DATA
------------------------------------------------------------
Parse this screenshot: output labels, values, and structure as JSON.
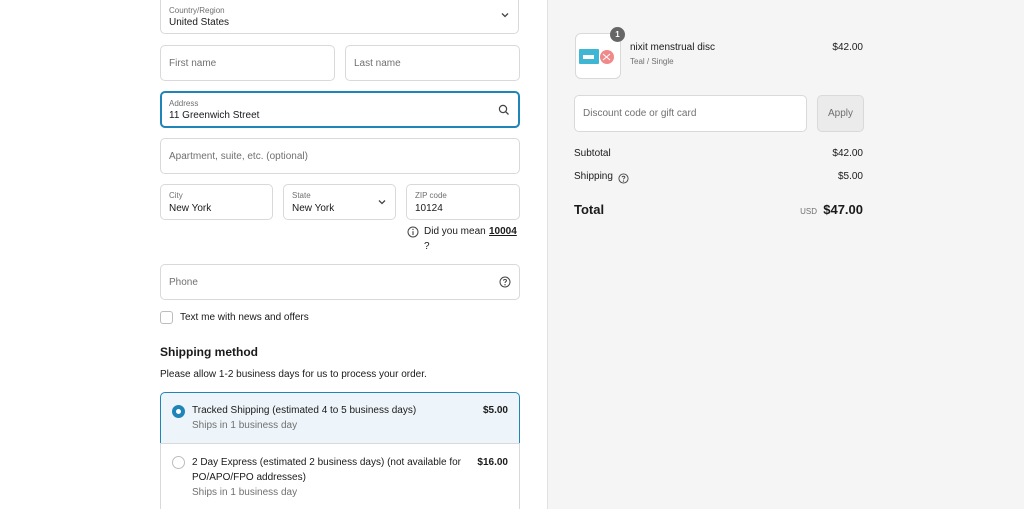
{
  "form": {
    "country": {
      "label": "Country/Region",
      "value": "United States"
    },
    "first_name_placeholder": "First name",
    "last_name_placeholder": "Last name",
    "address": {
      "label": "Address",
      "value": "11 Greenwich Street"
    },
    "apartment_placeholder": "Apartment, suite, etc. (optional)",
    "city": {
      "label": "City",
      "value": "New York"
    },
    "state": {
      "label": "State",
      "value": "New York"
    },
    "zip": {
      "label": "ZIP code",
      "value": "10124"
    },
    "zip_suggestion": {
      "prefix": "Did you mean",
      "suggested": "10004",
      "suffix": "?"
    },
    "phone_placeholder": "Phone",
    "text_me_label": "Text me with news and offers"
  },
  "shipping": {
    "title": "Shipping method",
    "note": "Please allow 1-2 business days for us to process your order.",
    "options": [
      {
        "name": "Tracked Shipping (estimated 4 to 5 business days)",
        "sub": "Ships in 1 business day",
        "price": "$5.00"
      },
      {
        "name_line1": "2 Day Express (estimated 2 business days) (not available for",
        "name_line2": "PO/APO/FPO addresses)",
        "sub": "Ships in 1 business day",
        "price": "$16.00"
      }
    ]
  },
  "summary": {
    "item": {
      "quantity": "1",
      "name": "nixit menstrual disc",
      "variant": "Teal / Single",
      "price": "$42.00"
    },
    "discount_placeholder": "Discount code or gift card",
    "apply_label": "Apply",
    "subtotal_label": "Subtotal",
    "subtotal_value": "$42.00",
    "shipping_label": "Shipping",
    "shipping_value": "$5.00",
    "total_label": "Total",
    "currency": "USD",
    "total_value": "$47.00"
  }
}
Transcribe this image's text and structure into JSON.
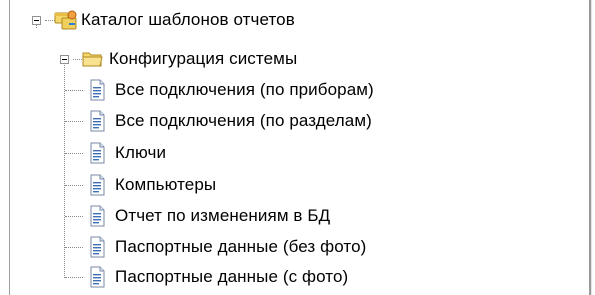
{
  "tree": {
    "root": {
      "label": "Каталог шаблонов отчетов",
      "icon": "report-catalog-icon",
      "expanded": true
    },
    "folder": {
      "label": "Конфигурация системы",
      "icon": "folder-open-icon",
      "expanded": true
    },
    "items": [
      {
        "label": "Все подключения (по приборам)",
        "icon": "report-document-icon"
      },
      {
        "label": "Все подключения (по разделам)",
        "icon": "report-document-icon"
      },
      {
        "label": "Ключи",
        "icon": "report-document-icon"
      },
      {
        "label": "Компьютеры",
        "icon": "report-document-icon"
      },
      {
        "label": "Отчет по изменениям в БД",
        "icon": "report-document-icon"
      },
      {
        "label": "Паспортные данные (без фото)",
        "icon": "report-document-icon"
      },
      {
        "label": "Паспортные данные (с фото)",
        "icon": "report-document-icon"
      }
    ]
  },
  "colors": {
    "tree_lines": "#8a8a8a",
    "folder_yellow": "#f5d76a",
    "document_blue": "#3f6fb5"
  }
}
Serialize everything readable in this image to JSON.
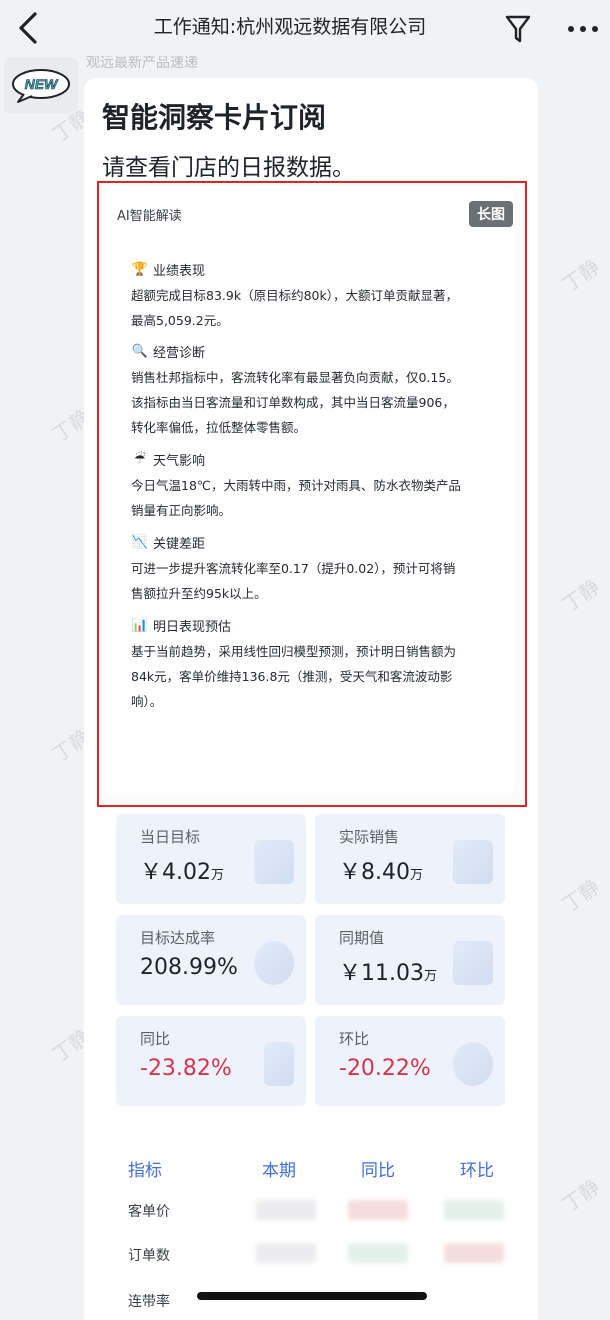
{
  "header": {
    "title": "工作通知:杭州观远数据有限公司",
    "back_icon": "chevron-left-icon",
    "filter_icon": "filter-icon",
    "more_icon": "more-horizontal-icon"
  },
  "avatar": {
    "badge": "NEW"
  },
  "faded_preview": "观远最新产品速递",
  "watermark": "丁静",
  "card": {
    "title": "智能洞察卡片订阅",
    "subtitle": "请查看门店的日报数据。"
  },
  "ai_image": {
    "label": "AI智能解读",
    "badge": "长图",
    "sections": [
      {
        "icon": "trophy-icon",
        "glyph": "🏆",
        "title": "业绩表现",
        "lines": [
          "超额完成目标83.9k（原目标约80k），大额订单贡献显著，",
          "最高5,059.2元。"
        ]
      },
      {
        "icon": "magnifier-icon",
        "glyph": "🔍",
        "title": "经营诊断",
        "lines": [
          "销售杜邦指标中，客流转化率有最显著负向贡献，仅0.15。",
          "该指标由当日客流量和订单数构成，其中当日客流量906，",
          "转化率偏低，拉低整体零售额。"
        ]
      },
      {
        "icon": "umbrella-icon",
        "glyph": "☔",
        "title": "天气影响",
        "lines": [
          "今日气温18℃，大雨转中雨，预计对雨具、防水衣物类产品",
          "销量有正向影响。"
        ]
      },
      {
        "icon": "trend-down-icon",
        "glyph": "📉",
        "title": "关键差距",
        "lines": [
          "可进一步提升客流转化率至0.17（提升0.02），预计可将销",
          "售额拉升至约95k以上。"
        ]
      },
      {
        "icon": "bar-chart-icon",
        "glyph": "📊",
        "title": "明日表现预估",
        "lines": [
          "基于当前趋势，采用线性回归模型预测，预计明日销售额为",
          "84k元，客单价维持136.8元（推测，受天气和客流波动影",
          "响）。"
        ]
      }
    ]
  },
  "kpis": [
    {
      "label": "当日目标",
      "value": "￥4.02",
      "unit": "万",
      "negative": false,
      "icon": "monitor-icon"
    },
    {
      "label": "实际销售",
      "value": "￥8.40",
      "unit": "万",
      "negative": false,
      "icon": "document-icon"
    },
    {
      "label": "目标达成率",
      "value": "208.99%",
      "unit": "",
      "negative": false,
      "icon": "badge-icon"
    },
    {
      "label": "同期值",
      "value": "￥11.03",
      "unit": "万",
      "negative": false,
      "icon": "box-icon"
    },
    {
      "label": "同比",
      "value": "-23.82%",
      "unit": "",
      "negative": true,
      "icon": "bars-icon"
    },
    {
      "label": "环比",
      "value": "-20.22%",
      "unit": "",
      "negative": true,
      "icon": "play-circle-icon"
    }
  ],
  "table": {
    "headers": [
      "指标",
      "本期",
      "同比",
      "环比"
    ],
    "rows": [
      "客单价",
      "订单数",
      "连带率"
    ]
  }
}
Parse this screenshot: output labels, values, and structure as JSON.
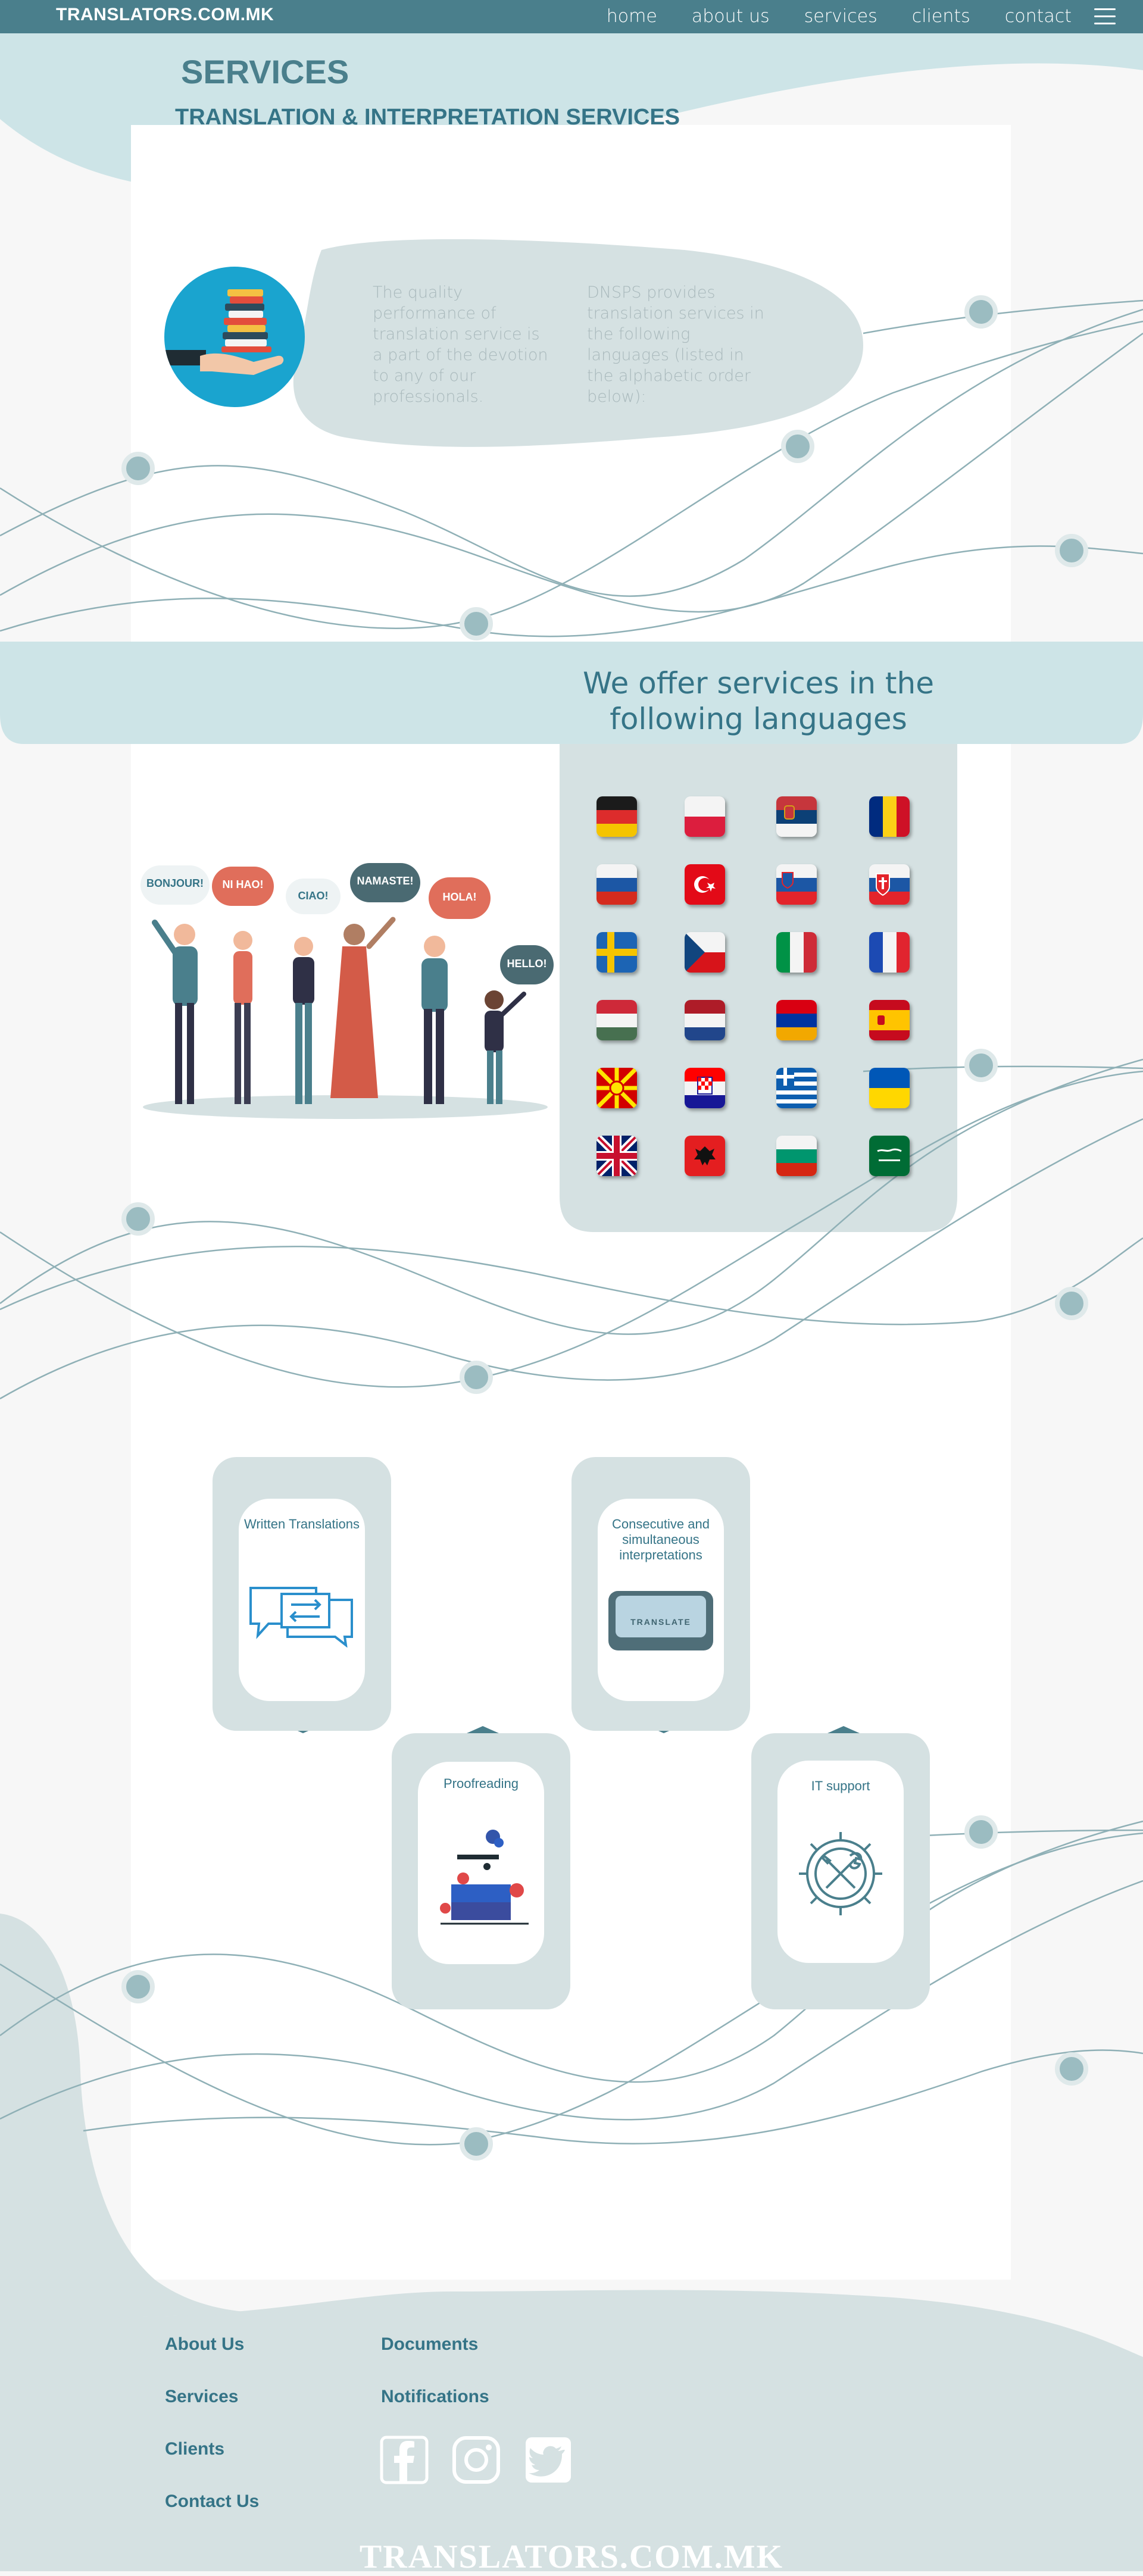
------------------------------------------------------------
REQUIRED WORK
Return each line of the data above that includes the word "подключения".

ANSWER SECTION
        "label": "Все подключения (по приборам)",
        "label": "Все подключения (по разделам)",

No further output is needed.